START DATA FOR ANALYSIS

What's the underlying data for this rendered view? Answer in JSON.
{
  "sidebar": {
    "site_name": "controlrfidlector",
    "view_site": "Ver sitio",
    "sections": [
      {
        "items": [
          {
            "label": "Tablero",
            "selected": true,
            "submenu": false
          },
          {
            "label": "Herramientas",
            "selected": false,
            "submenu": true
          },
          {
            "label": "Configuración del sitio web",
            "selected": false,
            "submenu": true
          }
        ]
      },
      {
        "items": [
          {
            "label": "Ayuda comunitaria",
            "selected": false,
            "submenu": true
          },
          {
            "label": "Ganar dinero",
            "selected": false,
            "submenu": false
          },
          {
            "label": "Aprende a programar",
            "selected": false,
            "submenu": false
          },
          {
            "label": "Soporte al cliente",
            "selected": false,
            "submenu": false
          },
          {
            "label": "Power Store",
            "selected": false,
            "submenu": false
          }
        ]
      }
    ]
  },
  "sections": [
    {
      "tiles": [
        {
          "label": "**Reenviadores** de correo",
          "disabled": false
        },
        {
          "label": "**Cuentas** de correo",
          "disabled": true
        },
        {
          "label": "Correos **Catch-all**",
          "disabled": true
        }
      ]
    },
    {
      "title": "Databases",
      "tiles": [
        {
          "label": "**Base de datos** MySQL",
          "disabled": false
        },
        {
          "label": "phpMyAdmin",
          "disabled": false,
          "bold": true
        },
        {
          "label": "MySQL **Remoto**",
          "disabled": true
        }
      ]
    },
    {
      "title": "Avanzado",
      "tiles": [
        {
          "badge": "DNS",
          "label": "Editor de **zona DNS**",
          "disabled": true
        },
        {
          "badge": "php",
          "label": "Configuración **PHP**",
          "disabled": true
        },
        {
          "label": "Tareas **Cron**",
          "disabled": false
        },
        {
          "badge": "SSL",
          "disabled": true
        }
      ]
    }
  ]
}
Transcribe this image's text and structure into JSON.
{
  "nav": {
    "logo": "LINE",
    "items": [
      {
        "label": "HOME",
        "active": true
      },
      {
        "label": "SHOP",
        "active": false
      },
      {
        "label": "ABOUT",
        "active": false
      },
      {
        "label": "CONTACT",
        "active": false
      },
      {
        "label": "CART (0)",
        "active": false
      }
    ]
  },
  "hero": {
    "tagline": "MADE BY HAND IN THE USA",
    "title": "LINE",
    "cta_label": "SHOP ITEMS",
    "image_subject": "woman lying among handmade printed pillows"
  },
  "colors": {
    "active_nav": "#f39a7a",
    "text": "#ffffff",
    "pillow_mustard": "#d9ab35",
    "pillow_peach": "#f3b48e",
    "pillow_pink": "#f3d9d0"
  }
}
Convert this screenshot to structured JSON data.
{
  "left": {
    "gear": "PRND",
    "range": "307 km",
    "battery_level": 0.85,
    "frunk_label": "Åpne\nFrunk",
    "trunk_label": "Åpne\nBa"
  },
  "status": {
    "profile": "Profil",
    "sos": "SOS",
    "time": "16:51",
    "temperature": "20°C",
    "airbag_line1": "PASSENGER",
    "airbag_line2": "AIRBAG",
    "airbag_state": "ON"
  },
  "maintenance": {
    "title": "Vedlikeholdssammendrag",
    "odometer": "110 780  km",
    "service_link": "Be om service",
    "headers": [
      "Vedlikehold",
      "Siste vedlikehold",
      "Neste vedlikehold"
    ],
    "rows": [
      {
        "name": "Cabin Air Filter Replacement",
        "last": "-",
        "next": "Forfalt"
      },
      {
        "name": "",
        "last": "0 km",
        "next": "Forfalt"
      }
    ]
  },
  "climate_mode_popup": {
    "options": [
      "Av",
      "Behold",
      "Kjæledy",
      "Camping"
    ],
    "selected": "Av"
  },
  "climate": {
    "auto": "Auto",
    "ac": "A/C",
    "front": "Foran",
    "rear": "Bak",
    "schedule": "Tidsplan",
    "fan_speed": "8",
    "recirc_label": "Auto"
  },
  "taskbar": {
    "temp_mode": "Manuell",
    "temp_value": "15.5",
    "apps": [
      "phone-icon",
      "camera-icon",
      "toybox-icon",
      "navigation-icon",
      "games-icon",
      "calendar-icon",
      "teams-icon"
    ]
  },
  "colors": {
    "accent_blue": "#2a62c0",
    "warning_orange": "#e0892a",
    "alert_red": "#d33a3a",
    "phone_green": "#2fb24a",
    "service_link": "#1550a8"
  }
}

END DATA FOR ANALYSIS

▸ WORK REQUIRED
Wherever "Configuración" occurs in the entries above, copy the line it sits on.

▸ ANSWER BOX
            "label": "Configuración del sitio web",
          "label": "Configuración **PHP**",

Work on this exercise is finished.